**** Exercise materials ****

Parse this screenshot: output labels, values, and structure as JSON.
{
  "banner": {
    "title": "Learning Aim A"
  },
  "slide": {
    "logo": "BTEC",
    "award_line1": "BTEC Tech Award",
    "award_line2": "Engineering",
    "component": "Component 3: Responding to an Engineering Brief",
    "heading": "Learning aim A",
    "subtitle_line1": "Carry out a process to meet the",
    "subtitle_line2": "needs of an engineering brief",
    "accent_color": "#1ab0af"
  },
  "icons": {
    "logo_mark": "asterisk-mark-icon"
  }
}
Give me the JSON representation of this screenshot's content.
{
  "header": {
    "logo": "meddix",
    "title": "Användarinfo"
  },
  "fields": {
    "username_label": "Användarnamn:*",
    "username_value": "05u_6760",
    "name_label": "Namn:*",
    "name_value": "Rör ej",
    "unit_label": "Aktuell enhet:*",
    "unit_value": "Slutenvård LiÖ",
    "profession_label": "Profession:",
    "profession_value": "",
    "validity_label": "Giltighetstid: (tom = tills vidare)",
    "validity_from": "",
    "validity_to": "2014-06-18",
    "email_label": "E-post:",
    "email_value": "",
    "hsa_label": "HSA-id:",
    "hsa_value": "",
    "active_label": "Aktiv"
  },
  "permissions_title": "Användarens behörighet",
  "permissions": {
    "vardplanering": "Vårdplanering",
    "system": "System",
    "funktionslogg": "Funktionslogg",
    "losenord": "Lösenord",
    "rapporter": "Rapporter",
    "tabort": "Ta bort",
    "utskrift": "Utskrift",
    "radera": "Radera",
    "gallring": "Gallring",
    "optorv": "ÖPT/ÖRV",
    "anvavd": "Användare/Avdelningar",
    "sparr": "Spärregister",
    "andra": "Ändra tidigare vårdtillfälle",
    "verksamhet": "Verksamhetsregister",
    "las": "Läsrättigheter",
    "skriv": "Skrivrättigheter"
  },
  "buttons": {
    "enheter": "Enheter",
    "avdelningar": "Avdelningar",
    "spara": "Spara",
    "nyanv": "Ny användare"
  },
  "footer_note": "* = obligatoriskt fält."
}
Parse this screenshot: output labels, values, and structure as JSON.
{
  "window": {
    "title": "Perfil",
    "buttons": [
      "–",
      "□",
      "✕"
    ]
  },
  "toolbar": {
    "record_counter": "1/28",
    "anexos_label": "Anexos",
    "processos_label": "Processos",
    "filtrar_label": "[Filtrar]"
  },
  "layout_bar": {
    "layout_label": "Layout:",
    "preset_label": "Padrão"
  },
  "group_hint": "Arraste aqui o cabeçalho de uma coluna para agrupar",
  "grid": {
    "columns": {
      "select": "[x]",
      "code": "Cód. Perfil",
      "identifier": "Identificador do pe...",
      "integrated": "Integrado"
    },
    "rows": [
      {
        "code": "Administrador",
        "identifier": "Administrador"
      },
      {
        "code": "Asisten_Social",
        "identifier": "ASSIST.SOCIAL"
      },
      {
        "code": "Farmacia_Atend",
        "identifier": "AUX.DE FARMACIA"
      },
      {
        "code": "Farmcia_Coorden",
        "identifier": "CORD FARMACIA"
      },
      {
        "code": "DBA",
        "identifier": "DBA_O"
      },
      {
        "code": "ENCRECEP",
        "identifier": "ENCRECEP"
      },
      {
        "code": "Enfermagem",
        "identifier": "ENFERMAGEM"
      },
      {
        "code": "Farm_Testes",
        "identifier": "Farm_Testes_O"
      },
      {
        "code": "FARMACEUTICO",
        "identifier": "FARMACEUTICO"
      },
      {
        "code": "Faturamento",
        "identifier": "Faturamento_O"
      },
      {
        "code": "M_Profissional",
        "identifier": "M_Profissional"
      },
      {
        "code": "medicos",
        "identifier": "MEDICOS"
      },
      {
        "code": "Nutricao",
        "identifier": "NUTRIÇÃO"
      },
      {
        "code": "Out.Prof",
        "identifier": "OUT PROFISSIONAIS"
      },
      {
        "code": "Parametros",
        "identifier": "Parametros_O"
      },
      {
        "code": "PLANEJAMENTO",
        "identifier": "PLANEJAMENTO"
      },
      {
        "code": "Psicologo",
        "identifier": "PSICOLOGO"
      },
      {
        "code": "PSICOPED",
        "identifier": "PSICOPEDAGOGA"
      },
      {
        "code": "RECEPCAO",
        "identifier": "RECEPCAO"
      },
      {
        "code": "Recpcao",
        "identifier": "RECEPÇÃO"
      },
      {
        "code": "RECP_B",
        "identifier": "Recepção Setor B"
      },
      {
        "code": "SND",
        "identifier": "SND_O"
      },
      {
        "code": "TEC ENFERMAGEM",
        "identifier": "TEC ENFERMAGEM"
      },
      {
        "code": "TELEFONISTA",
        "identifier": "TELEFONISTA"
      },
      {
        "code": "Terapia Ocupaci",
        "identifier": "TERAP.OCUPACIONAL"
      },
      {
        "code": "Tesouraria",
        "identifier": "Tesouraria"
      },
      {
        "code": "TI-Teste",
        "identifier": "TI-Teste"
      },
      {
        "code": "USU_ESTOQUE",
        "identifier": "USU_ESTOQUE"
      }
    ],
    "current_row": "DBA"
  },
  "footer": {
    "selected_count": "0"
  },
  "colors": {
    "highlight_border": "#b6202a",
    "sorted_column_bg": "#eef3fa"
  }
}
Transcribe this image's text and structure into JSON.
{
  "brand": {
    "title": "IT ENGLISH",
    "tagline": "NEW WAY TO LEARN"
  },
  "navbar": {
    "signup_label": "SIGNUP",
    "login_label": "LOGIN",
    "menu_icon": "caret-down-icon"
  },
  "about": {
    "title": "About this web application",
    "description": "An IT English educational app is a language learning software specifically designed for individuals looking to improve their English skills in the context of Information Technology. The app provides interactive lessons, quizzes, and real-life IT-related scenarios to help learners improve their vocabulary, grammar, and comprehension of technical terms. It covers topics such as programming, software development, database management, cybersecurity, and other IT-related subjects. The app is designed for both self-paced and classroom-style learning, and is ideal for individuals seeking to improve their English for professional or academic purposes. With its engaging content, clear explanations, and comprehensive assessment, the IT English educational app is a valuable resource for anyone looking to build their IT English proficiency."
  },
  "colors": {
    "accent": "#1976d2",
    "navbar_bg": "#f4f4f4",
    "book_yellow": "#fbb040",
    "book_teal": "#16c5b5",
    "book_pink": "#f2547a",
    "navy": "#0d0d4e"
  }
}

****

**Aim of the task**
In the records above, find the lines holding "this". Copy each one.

**Result**
Parse this screenshot: output labels, values, and structure as JSON.
Give me the JSON representation of this screenshot's content.
Parse this screenshot: output labels, values, and structure as JSON.
Transcribe this image's text and structure into JSON.
    "title": "About this web application",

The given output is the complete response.